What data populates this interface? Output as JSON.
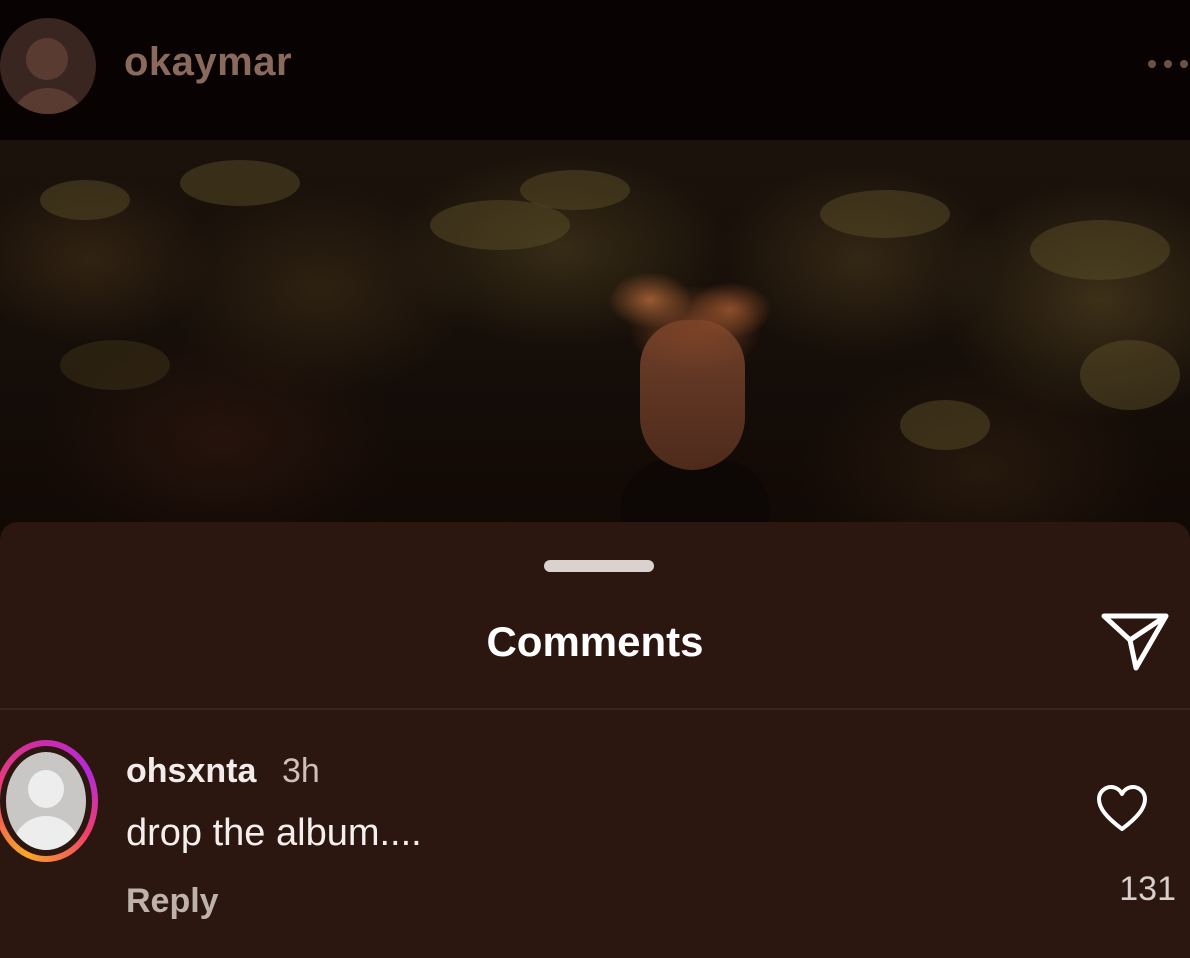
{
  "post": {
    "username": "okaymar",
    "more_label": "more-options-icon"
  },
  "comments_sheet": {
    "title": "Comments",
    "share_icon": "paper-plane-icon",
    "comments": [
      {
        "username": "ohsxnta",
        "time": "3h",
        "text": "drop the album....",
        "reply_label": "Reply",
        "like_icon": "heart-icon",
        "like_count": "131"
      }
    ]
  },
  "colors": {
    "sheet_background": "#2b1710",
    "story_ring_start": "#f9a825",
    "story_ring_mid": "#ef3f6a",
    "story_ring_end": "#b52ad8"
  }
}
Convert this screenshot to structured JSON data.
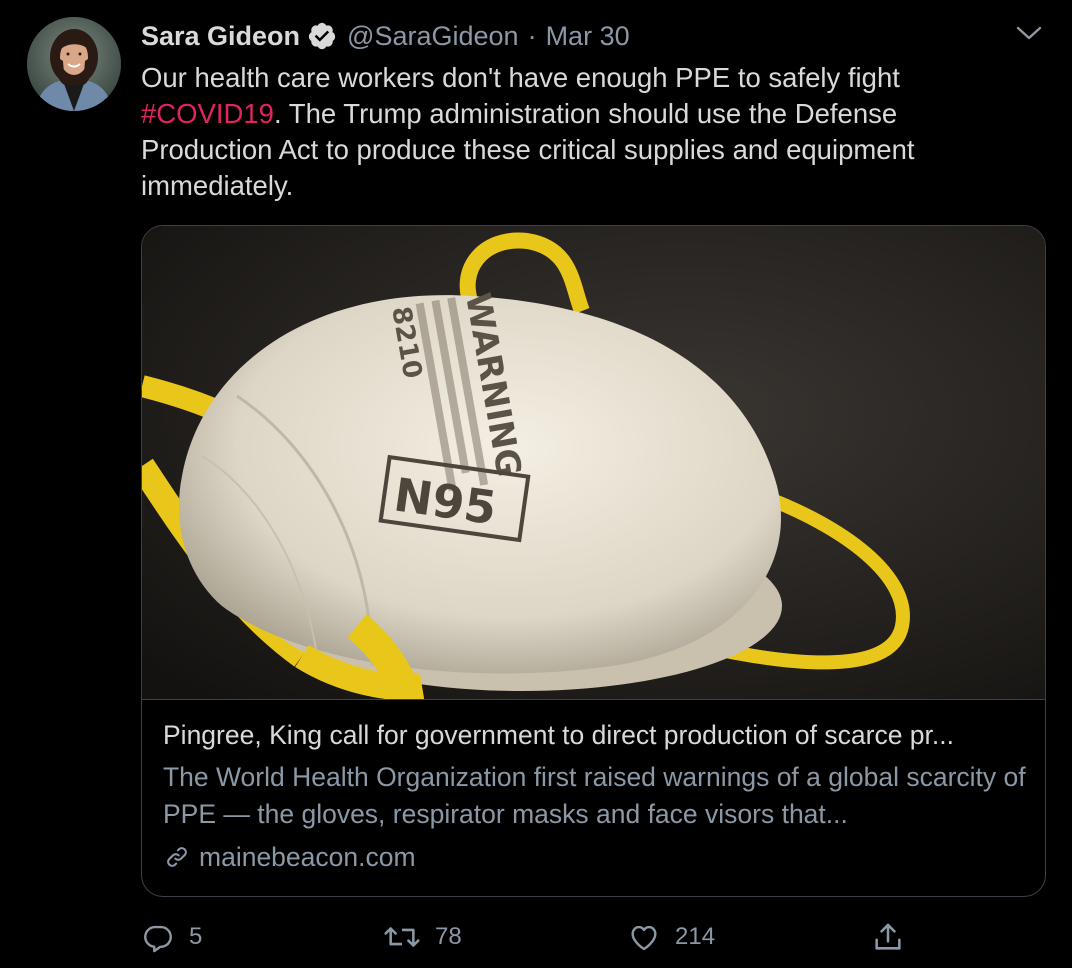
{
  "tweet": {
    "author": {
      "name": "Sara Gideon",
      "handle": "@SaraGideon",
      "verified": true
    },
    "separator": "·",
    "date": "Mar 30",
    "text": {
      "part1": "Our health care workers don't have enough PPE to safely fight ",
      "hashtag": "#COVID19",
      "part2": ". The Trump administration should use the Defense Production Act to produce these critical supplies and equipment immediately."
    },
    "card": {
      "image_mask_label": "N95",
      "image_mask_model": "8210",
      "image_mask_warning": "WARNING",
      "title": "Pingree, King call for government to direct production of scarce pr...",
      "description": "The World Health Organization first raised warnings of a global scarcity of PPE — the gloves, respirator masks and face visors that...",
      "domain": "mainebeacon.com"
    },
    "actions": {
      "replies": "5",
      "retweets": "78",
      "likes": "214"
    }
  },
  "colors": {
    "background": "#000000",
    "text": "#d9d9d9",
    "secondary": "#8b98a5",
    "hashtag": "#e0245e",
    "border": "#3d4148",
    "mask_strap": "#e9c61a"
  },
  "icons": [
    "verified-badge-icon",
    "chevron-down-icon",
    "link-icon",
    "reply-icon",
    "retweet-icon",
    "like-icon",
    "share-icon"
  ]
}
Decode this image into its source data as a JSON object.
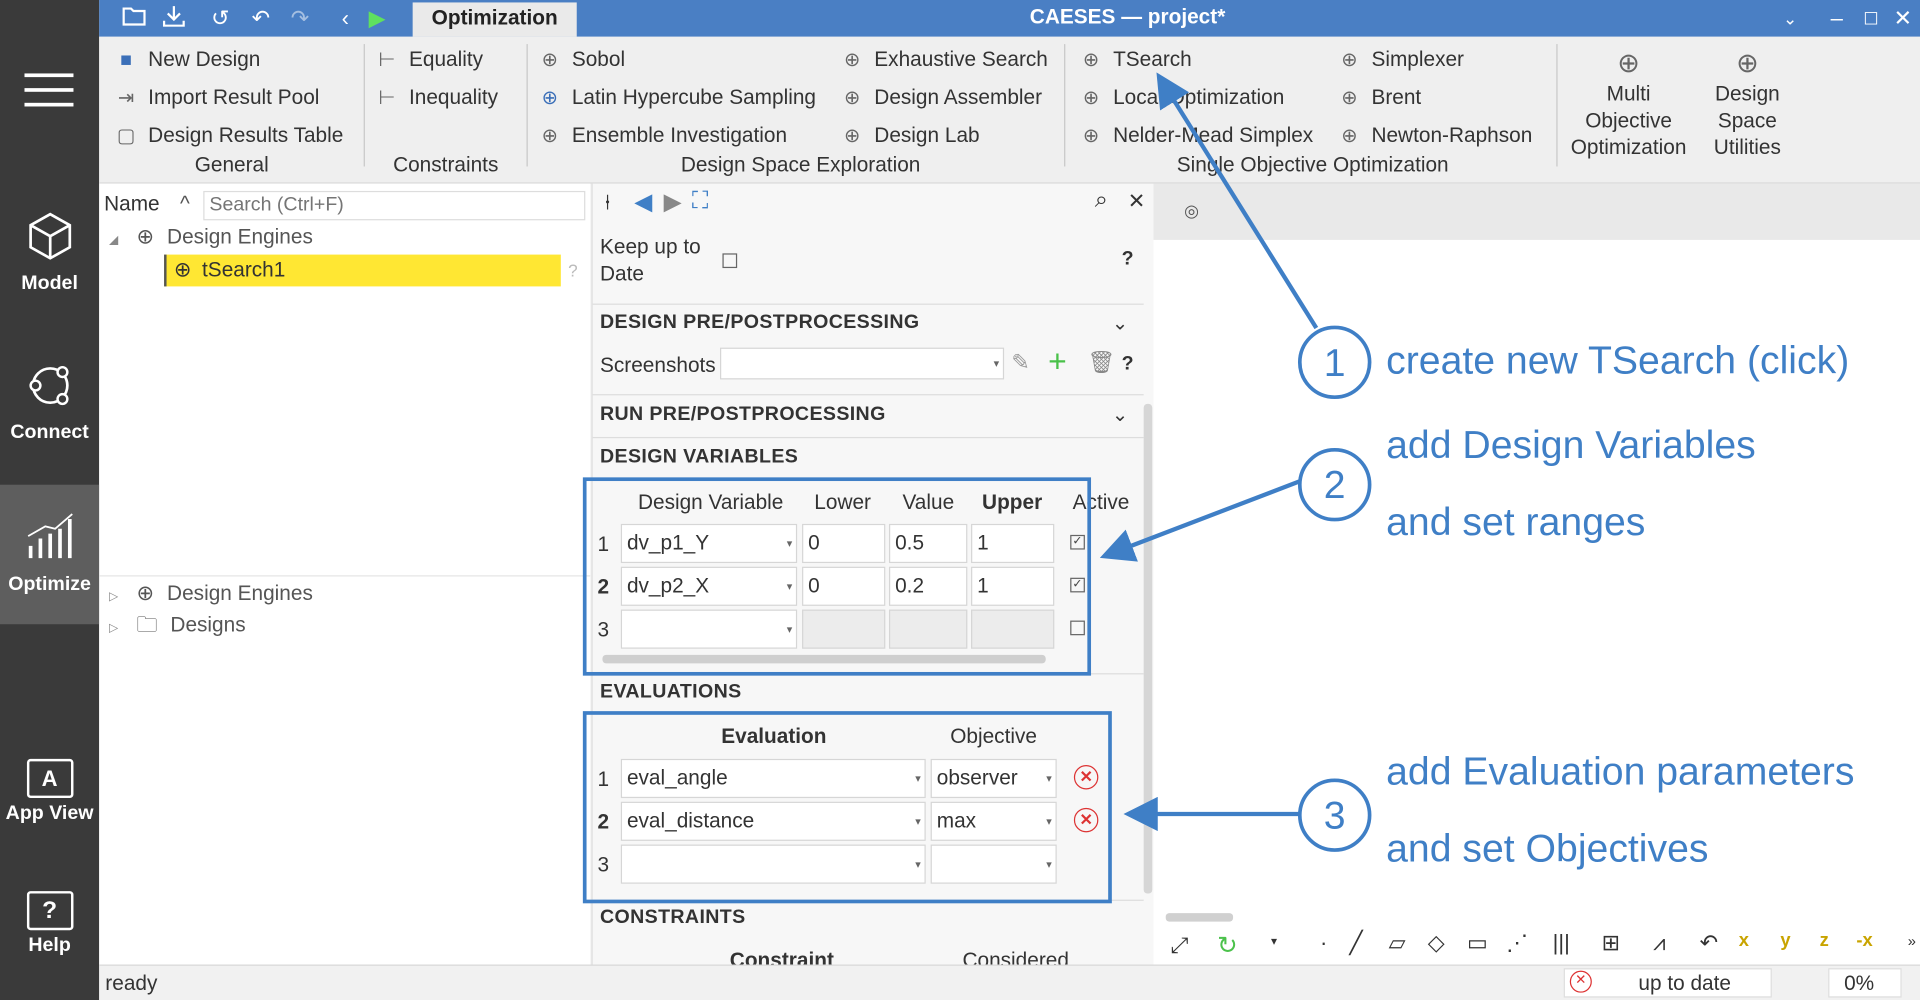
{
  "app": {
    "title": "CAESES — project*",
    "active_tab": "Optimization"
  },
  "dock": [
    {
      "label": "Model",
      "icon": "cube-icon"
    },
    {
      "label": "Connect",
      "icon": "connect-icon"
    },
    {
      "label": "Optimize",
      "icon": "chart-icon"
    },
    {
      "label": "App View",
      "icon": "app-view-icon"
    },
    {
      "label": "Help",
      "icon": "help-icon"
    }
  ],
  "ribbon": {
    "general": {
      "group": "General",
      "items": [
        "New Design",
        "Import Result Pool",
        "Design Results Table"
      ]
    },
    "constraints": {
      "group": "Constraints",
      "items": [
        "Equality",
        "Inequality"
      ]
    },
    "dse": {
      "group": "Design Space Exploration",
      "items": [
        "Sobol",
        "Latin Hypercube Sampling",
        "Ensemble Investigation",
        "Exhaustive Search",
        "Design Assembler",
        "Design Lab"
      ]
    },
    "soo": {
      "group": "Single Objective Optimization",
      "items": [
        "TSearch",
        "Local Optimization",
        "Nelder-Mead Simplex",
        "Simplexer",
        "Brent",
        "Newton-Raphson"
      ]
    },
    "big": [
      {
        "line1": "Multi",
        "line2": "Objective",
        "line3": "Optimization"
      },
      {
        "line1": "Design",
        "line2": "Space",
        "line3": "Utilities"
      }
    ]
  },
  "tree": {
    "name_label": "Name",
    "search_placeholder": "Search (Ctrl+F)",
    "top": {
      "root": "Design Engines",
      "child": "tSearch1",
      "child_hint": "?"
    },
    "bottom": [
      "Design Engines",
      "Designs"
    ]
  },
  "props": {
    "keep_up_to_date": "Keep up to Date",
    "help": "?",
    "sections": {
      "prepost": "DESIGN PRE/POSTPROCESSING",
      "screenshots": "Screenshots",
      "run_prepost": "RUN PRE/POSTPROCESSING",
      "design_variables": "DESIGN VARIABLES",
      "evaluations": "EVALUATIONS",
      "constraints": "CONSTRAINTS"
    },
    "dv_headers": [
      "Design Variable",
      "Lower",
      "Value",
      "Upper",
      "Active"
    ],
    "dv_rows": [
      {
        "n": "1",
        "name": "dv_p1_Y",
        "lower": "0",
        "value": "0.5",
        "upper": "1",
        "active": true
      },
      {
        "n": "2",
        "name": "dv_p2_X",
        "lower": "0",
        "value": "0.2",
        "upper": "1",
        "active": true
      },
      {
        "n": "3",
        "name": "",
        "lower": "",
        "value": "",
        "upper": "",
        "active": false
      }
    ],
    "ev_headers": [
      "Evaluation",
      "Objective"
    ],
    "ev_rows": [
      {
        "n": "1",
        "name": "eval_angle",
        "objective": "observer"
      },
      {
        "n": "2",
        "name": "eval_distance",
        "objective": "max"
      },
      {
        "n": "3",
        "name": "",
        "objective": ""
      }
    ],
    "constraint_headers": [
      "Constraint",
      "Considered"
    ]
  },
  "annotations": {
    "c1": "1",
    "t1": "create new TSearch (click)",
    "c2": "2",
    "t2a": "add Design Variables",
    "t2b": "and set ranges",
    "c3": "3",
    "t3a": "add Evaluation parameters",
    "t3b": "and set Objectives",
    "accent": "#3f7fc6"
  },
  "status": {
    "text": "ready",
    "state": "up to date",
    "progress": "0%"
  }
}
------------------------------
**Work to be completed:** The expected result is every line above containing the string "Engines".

**Exercise output:**
      "root": "Design Engines",
      "Design Engines",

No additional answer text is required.